Hence manufactures are left with a challenge to insure user friendliness but also to maintain patient safety. This is a challenge but one that is not insurmountable. Standardization of terminology across manufacturers would help immensely with the confusion introduced by manufacturers' unique language in reference to modes or adjuncts. Incorporating help screens that provide operational instruction would also reduce confusion. Presenting information instead of data on ventilator performance or changes in a patient’s condition is a necessity. Most current ventilators present 20–30 or more specific variables about the ventilator or patient, but do not provide any decision support regarding the significance of these variables. Eye tracking technology, based on the pioneering work by Cole and Stewart [11], would help in identifying clinical problems. Specifically, the incorporation of graphical displays designed to facilitate the recognition of simple clinical scenarios (i.e., tube obstruction, airway pressure increase, gas trapping, etc.) would help immensely. The benefit of a picture-graphical pulmonary display has been recently evaluated in a bench study. Nineteen volunteers tested their ability to diagnose and treat four respiratory scenarios mimicked in a lung model [12]. Volunteers detected and treated obstructed endotracheal tubes and intrinsic PEEP problems significantly faster with graphical rather than conventional displays suggesting that a cognitive based graphical display may serve a useful adjunct to traditional displays in identifying adverse respiratory events.

From the patient safety perspective, manufacturers are required to insure that their devices are safe for patient use and that inadvertent adjustment of the device, possibly leading to patient harm, is reasonably avoidable. Here is where the controversy exists. What level of expertise should an individual have before they proceed to make an adjustment on a mechanical ventilator? Vignaux et al. [8] imply that ventilators should be designed so that any physician intern, resident, fellow or attending physician should be able to walk up to the ventilator and make changes in its operation even if they were not familiar with the device. A recent Joint Commission [13] sentinel event alert reported on preventable deaths and injuries related to mechanical ventilation. Their root cause analysis indicated that in 87% of the instances part of the cause of death or injury was inadequate orientation/training of clinicians operating the mechanical ventilator. Regardless of how user-friendly a mechanical ventilator, we believe that no one should be operating the ventilator even in emergency situations unless they have demonstrated competency in the operation of the ventilator. In an emergency there is always a manual ventilator available until appropriately trained personnel arrive.

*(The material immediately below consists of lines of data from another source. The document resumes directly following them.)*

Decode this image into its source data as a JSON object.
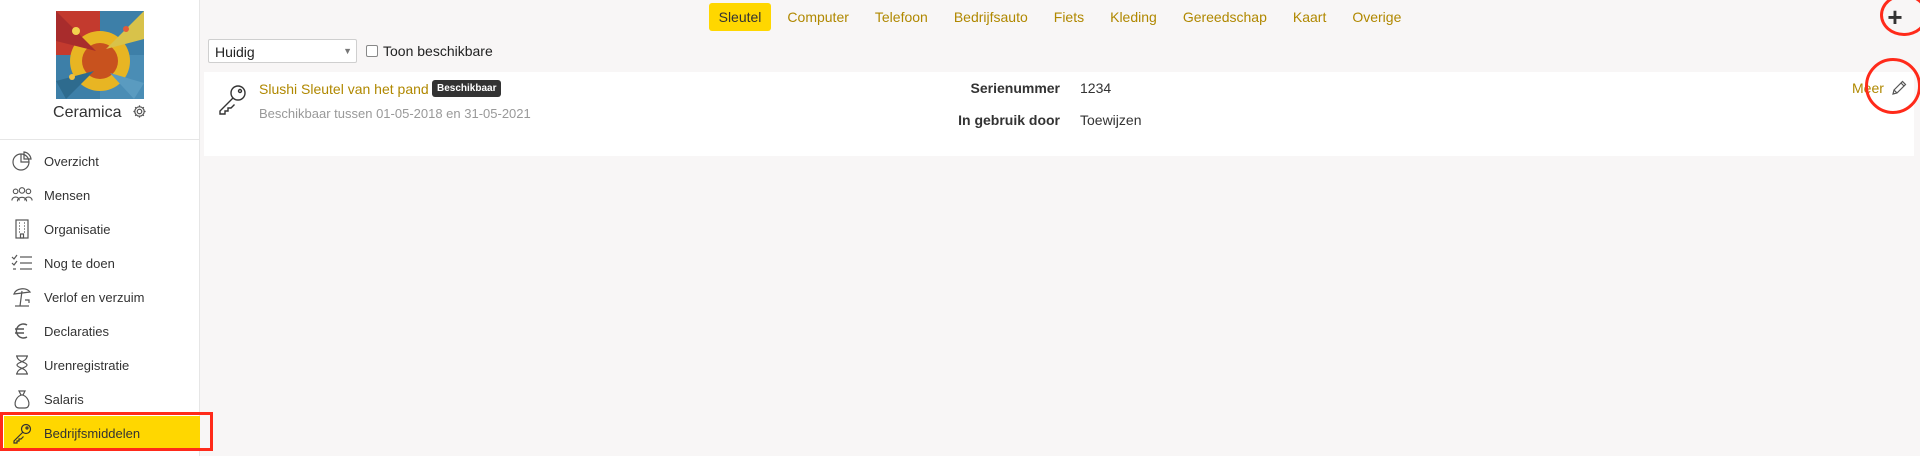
{
  "org": {
    "name": "Ceramica"
  },
  "nav": {
    "items": [
      {
        "label": "Overzicht",
        "icon": "pie-chart-icon"
      },
      {
        "label": "Mensen",
        "icon": "people-icon"
      },
      {
        "label": "Organisatie",
        "icon": "building-icon"
      },
      {
        "label": "Nog te doen",
        "icon": "checklist-icon"
      },
      {
        "label": "Verlof en verzuim",
        "icon": "beach-umbrella-icon"
      },
      {
        "label": "Declaraties",
        "icon": "euro-icon"
      },
      {
        "label": "Urenregistratie",
        "icon": "hourglass-icon"
      },
      {
        "label": "Salaris",
        "icon": "money-bag-icon"
      },
      {
        "label": "Bedrijfsmiddelen",
        "icon": "key-icon",
        "active": true
      }
    ]
  },
  "tabs": [
    "Sleutel",
    "Computer",
    "Telefoon",
    "Bedrijfsauto",
    "Fiets",
    "Kleding",
    "Gereedschap",
    "Kaart",
    "Overige"
  ],
  "active_tab": "Sleutel",
  "toolbar": {
    "add_label": "+"
  },
  "filter": {
    "selected": "Huidig",
    "checkbox_label": "Toon beschikbare",
    "checkbox_checked": false
  },
  "item": {
    "title": "Slushi Sleutel van het pand",
    "badge": "Beschikbaar",
    "subtitle": "Beschikbaar tussen 01-05-2018 en 31-05-2021",
    "details": [
      {
        "label": "Serienummer",
        "value": "1234"
      },
      {
        "label": "In gebruik door",
        "value": "Toewijzen"
      }
    ],
    "more_label": "Meer"
  },
  "colors": {
    "accent": "#ffd700",
    "link": "#b08800",
    "annotation": "#ff2a1a"
  }
}
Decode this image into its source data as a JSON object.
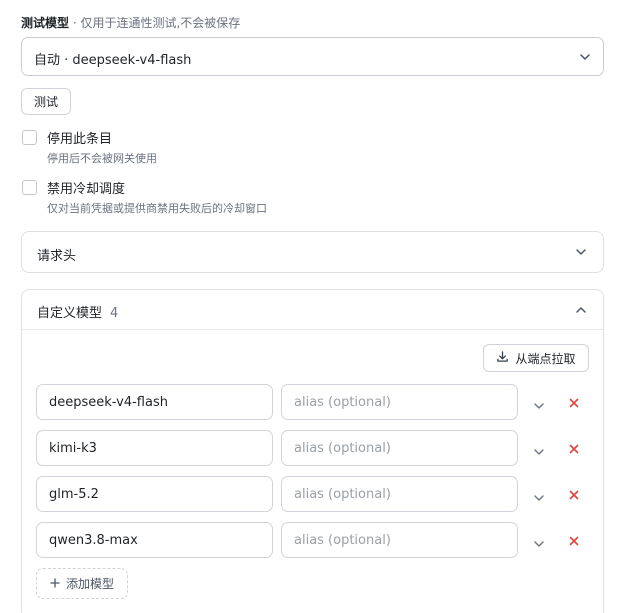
{
  "test_model": {
    "label": "测试模型",
    "hint": " · 仅用于连通性测试,不会被保存",
    "selected": "自动 · deepseek-v4-flash",
    "test_button": "测试"
  },
  "options": [
    {
      "title": "停用此条目",
      "desc": "停用后不会被网关使用",
      "checked": false
    },
    {
      "title": "禁用冷却调度",
      "desc": "仅对当前凭据或提供商禁用失败后的冷却窗口",
      "checked": false
    }
  ],
  "headers_panel": {
    "title": "请求头",
    "expanded": false
  },
  "models_panel": {
    "title": "自定义模型",
    "count": "4",
    "expanded": true,
    "fetch_button": "从端点拉取",
    "add_button": "添加模型",
    "alias_placeholder": "alias (optional)",
    "rows": [
      {
        "name": "deepseek-v4-flash",
        "alias": ""
      },
      {
        "name": "kimi-k3",
        "alias": ""
      },
      {
        "name": "glm-5.2",
        "alias": ""
      },
      {
        "name": "qwen3.8-max",
        "alias": ""
      }
    ]
  },
  "colors": {
    "danger": "#e0443a",
    "border": "#d0d4da",
    "muted": "#6b7280"
  },
  "icons": {
    "chevron": "chevron-down-icon",
    "remove": "close-icon",
    "download": "download-icon",
    "add": "plus-icon"
  }
}
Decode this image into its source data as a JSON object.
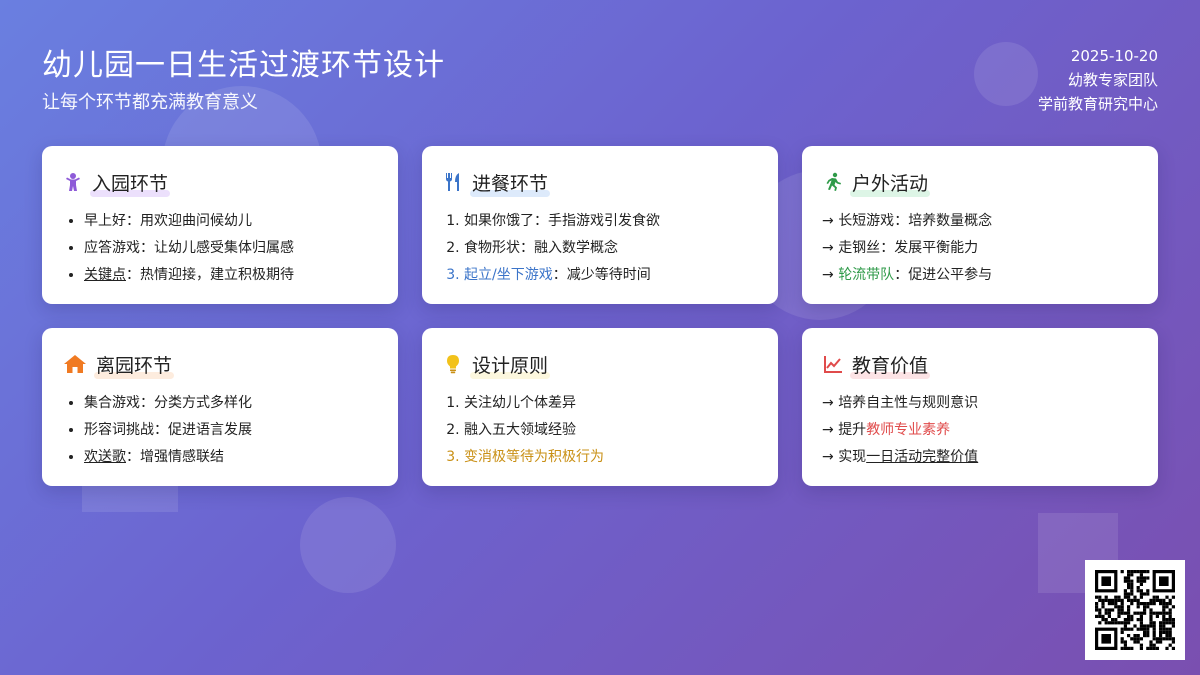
{
  "header": {
    "title": "幼儿园一日生活过渡环节设计",
    "subtitle": "让每个环节都充满教育意义",
    "date": "2025-10-20",
    "team": "幼教专家团队",
    "org": "学前教育研究中心"
  },
  "cards": {
    "arrival": {
      "icon": "child-icon",
      "title": "入园环节",
      "items": [
        {
          "k": "早上好",
          "sep": "：",
          "v": "用欢迎曲问候幼儿"
        },
        {
          "k": "应答游戏",
          "sep": "：",
          "v": "让幼儿感受集体归属感"
        },
        {
          "k": "关键点",
          "sep": "：",
          "v": "热情迎接，建立积极期待"
        }
      ]
    },
    "meal": {
      "icon": "fork-knife-icon",
      "title": "进餐环节",
      "items": [
        {
          "k": "如果你饿了",
          "sep": "：",
          "v": "手指游戏引发食欲"
        },
        {
          "k": "食物形状",
          "sep": "：",
          "v": "融入数学概念"
        },
        {
          "k": "起立/坐下游戏",
          "sep": "：",
          "v": "减少等待时间"
        }
      ]
    },
    "outdoor": {
      "icon": "running-icon",
      "title": "户外活动",
      "items": [
        {
          "k": "长短游戏",
          "sep": "：",
          "v": "培养数量概念"
        },
        {
          "k": "走钢丝",
          "sep": "：",
          "v": "发展平衡能力"
        },
        {
          "k": "轮流带队",
          "sep": "：",
          "v": "促进公平参与"
        }
      ]
    },
    "departure": {
      "icon": "house-icon",
      "title": "离园环节",
      "items": [
        {
          "k": "集合游戏",
          "sep": "：",
          "v": "分类方式多样化"
        },
        {
          "k": "形容词挑战",
          "sep": "：",
          "v": "促进语言发展"
        },
        {
          "k": "欢送歌",
          "sep": "：",
          "v": "增强情感联结"
        }
      ]
    },
    "principles": {
      "icon": "lightbulb-icon",
      "title": "设计原则",
      "items": [
        "关注幼儿个体差异",
        "融入五大领域经验",
        "变消极等待为积极行为"
      ]
    },
    "value": {
      "icon": "chart-line-icon",
      "title": "教育价值",
      "items": [
        {
          "a": "培养自主性与规则意识",
          "b": ""
        },
        {
          "a": "提升",
          "b": "教师专业素养"
        },
        {
          "a": "实现",
          "b": "一日活动完整价值"
        }
      ]
    }
  },
  "colors": {
    "bg_start": "#6a7fe0",
    "bg_end": "#7a4fb0",
    "purple": "#8e5bd8",
    "blue": "#3b74c9",
    "green": "#2e9a48",
    "orange": "#f07a22",
    "gold": "#c99016",
    "red": "#e04b4b"
  },
  "qr": {
    "icon": "qr-code-icon"
  }
}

Mechanical ventilator user friendliness is a necessity. As the capabilities and complexities of mechanical ventilators continue to increase we also join the group of clinicians asking for a more user friendly and ergonomically designed interface. We on the other hand insist that those operating any mechanical ventilator regardless of their status should have demonstrated competency in its operation before independently manipulating the mechanical ventilator!